Weekend (October 9-10)
As the trough lifts and moves across the Great Basin it will weaken, but this doesn’t mean we wont see moisture. We know this event will bring quite a bit of rain into Utah but snow is still out there. We can use ensemble guidance to get a better idea of snow impacts. Current Downscaled NAEFS guidance indicates snow for Alta, but again this is pretty far away. Stay tuned as we move closer to this weekend.
References, Top to Bottom:
Storm Prediction Center Severe Thunderstorm Outlook Day Three. https://www.spc.noaa.gov/products/outlook/day3otlk.html. Accessed 3 Oct. 2021
GEFS QPF Image from Tropical Tidbits. https://www.tropicaltidbits.com/analysis/models/?model=gfs-ens®ion=wus&pkg=apcpn&runtime=2021100306&fh=162. Accessed 3 Oct. 2021
USGS Terrain map. https://apps.nationalmap.gov/viewer/ Accessed 3 Oct. 2021
Pivotal Weather 500mb height anomaly. https://www.pivotalweather.com/model.php?m=gefs&p=500h_anom&rh=2021100300&fh=loop&dpdt=&mc= . Accessed 3 Oct. 2021
IVT Probability from the Center for Western Weather and Water Extremes. https://cw3e.ucsd.edu/iwv-and-ivt-forecasts/#IVTP. Accessed on 3 Oct. 2021
Salt Lake Airport (KSLC) GEFS QPF Plumes. https://www.emc.ncep.noaa.gov/users/meg/gefs_plumes/index.html?stationname=KSLC. Accessed 3 Oct. 2021

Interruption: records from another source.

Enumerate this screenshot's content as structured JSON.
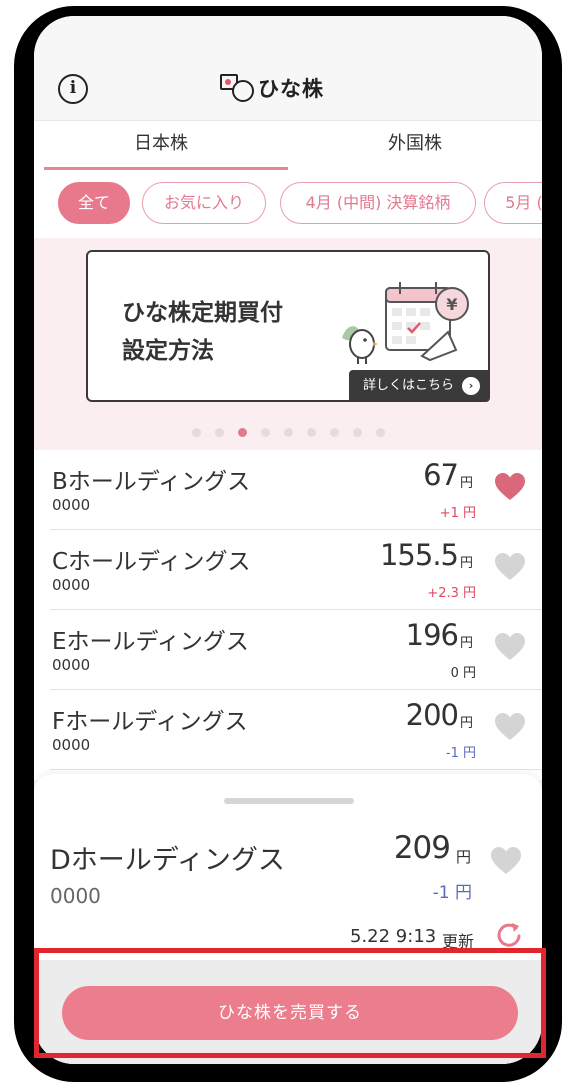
{
  "app": {
    "logo_text": "ひな株"
  },
  "header": {
    "info_icon": "i"
  },
  "tabs": [
    {
      "label": "日本株"
    },
    {
      "label": "外国株"
    }
  ],
  "filters": [
    {
      "label": "全て"
    },
    {
      "label": "お気に入り"
    },
    {
      "label": "4月 (中間) 決算銘柄"
    },
    {
      "label": "5月 ("
    }
  ],
  "banner": {
    "title_line1": "ひな株定期買付",
    "title_line2": "設定方法",
    "cta": "詳しくはこちら",
    "page_count": 9,
    "active_page": 3
  },
  "stocks": [
    {
      "name": "Bホールディングス",
      "code": "0000",
      "price": "67",
      "unit": "円",
      "change": "+1 円",
      "change_color": "#e0495e",
      "favorite": true
    },
    {
      "name": "Cホールディングス",
      "code": "0000",
      "price": "155.5",
      "unit": "円",
      "change": "+2.3 円",
      "change_color": "#e0495e",
      "favorite": false
    },
    {
      "name": "Eホールディングス",
      "code": "0000",
      "price": "196",
      "unit": "円",
      "change": "0 円",
      "change_color": "#333333",
      "favorite": false
    },
    {
      "name": "Fホールディングス",
      "code": "0000",
      "price": "200",
      "unit": "円",
      "change": "-1 円",
      "change_color": "#5a6abf",
      "favorite": false
    }
  ],
  "selected": {
    "name": "Dホールディングス",
    "code": "0000",
    "price": "209",
    "unit": "円",
    "change": "-1 円",
    "updated_time": "5.22 9:13",
    "updated_label": "更新"
  },
  "trade_button": {
    "label": "ひな株を売買する"
  },
  "colors": {
    "accent": "#e8788b",
    "positive": "#e0495e",
    "negative": "#5a6abf",
    "highlight": "#e1262c"
  }
}
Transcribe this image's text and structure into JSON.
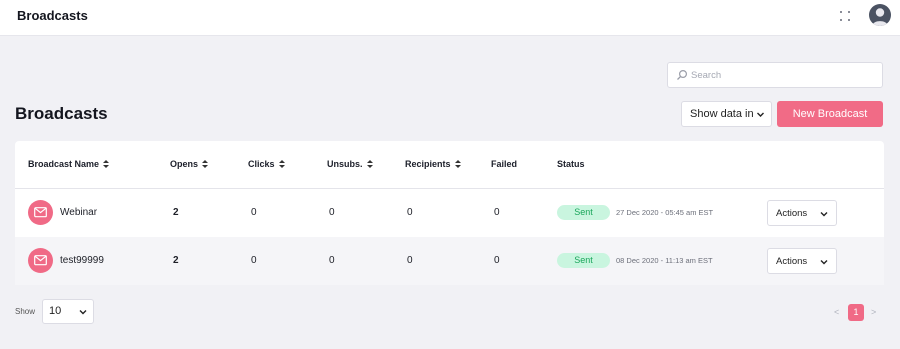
{
  "header": {
    "app_title": "Broadcasts",
    "icons": [
      "expand-icon",
      "avatar"
    ]
  },
  "search": {
    "placeholder": "Search",
    "value": ""
  },
  "page": {
    "title": "Broadcasts",
    "show_data_label": "Show data in",
    "new_button_label": "New Broadcast"
  },
  "table": {
    "columns": [
      {
        "label": "Broadcast Name",
        "sortable": true
      },
      {
        "label": "Opens",
        "sortable": true
      },
      {
        "label": "Clicks",
        "sortable": true
      },
      {
        "label": "Unsubs.",
        "sortable": true
      },
      {
        "label": "Recipients",
        "sortable": true
      },
      {
        "label": "Failed",
        "sortable": false
      },
      {
        "label": "Status",
        "sortable": false
      }
    ],
    "rows": [
      {
        "name": "Webinar",
        "opens": "2",
        "clicks": "0",
        "unsubs": "0",
        "recipients": "0",
        "failed": "0",
        "status": "Sent",
        "date": "27 Dec 2020 - 05:45 am EST",
        "actions_label": "Actions"
      },
      {
        "name": "test99999",
        "opens": "2",
        "clicks": "0",
        "unsubs": "0",
        "recipients": "0",
        "failed": "0",
        "status": "Sent",
        "date": "08 Dec 2020 - 11:13 am EST",
        "actions_label": "Actions"
      }
    ]
  },
  "footer": {
    "show_label": "Show",
    "page_size": "10",
    "pagination": {
      "prev": "<",
      "current": "1",
      "next": ">"
    }
  },
  "colors": {
    "accent": "#f06a86",
    "status_sent_bg": "#c9f5df",
    "status_sent_text": "#1aa65b",
    "page_bg": "#f1f1f5"
  }
}
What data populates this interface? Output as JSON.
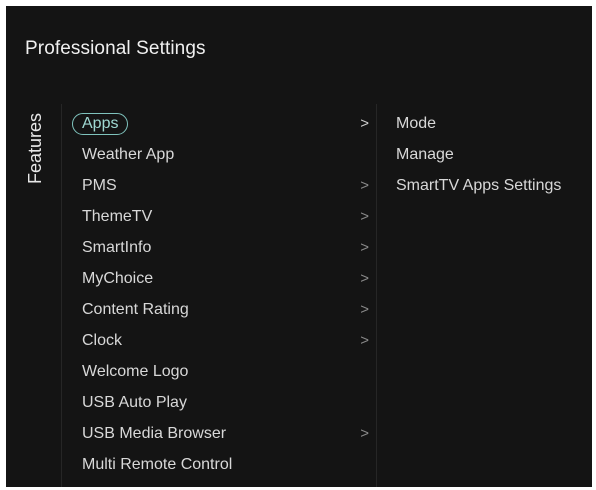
{
  "title": "Professional Settings",
  "side_label": "Features",
  "menu": {
    "items": [
      {
        "label": "Apps",
        "chevron": ">",
        "selected": true
      },
      {
        "label": "Weather App",
        "chevron": ""
      },
      {
        "label": "PMS",
        "chevron": ">"
      },
      {
        "label": "ThemeTV",
        "chevron": ">"
      },
      {
        "label": "SmartInfo",
        "chevron": ">"
      },
      {
        "label": "MyChoice",
        "chevron": ">"
      },
      {
        "label": "Content Rating",
        "chevron": ">"
      },
      {
        "label": "Clock",
        "chevron": ">"
      },
      {
        "label": "Welcome Logo",
        "chevron": ""
      },
      {
        "label": "USB Auto Play",
        "chevron": ""
      },
      {
        "label": "USB Media Browser",
        "chevron": ">"
      },
      {
        "label": "Multi Remote Control",
        "chevron": ""
      }
    ]
  },
  "submenu": {
    "items": [
      {
        "label": "Mode"
      },
      {
        "label": "Manage"
      },
      {
        "label": "SmartTV Apps Settings"
      }
    ]
  },
  "colors": {
    "background": "#141414",
    "text": "#d8d8d8",
    "accent": "#7fc3bd"
  }
}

NAEFS Downscaled Plumes, University of Utah Dept. of Atmospheric Science. https://weather.utah.edu/index.php?runcode=2021100300&t=naefs&d=PL&r=CLN. Accessed 3 Oct. 2021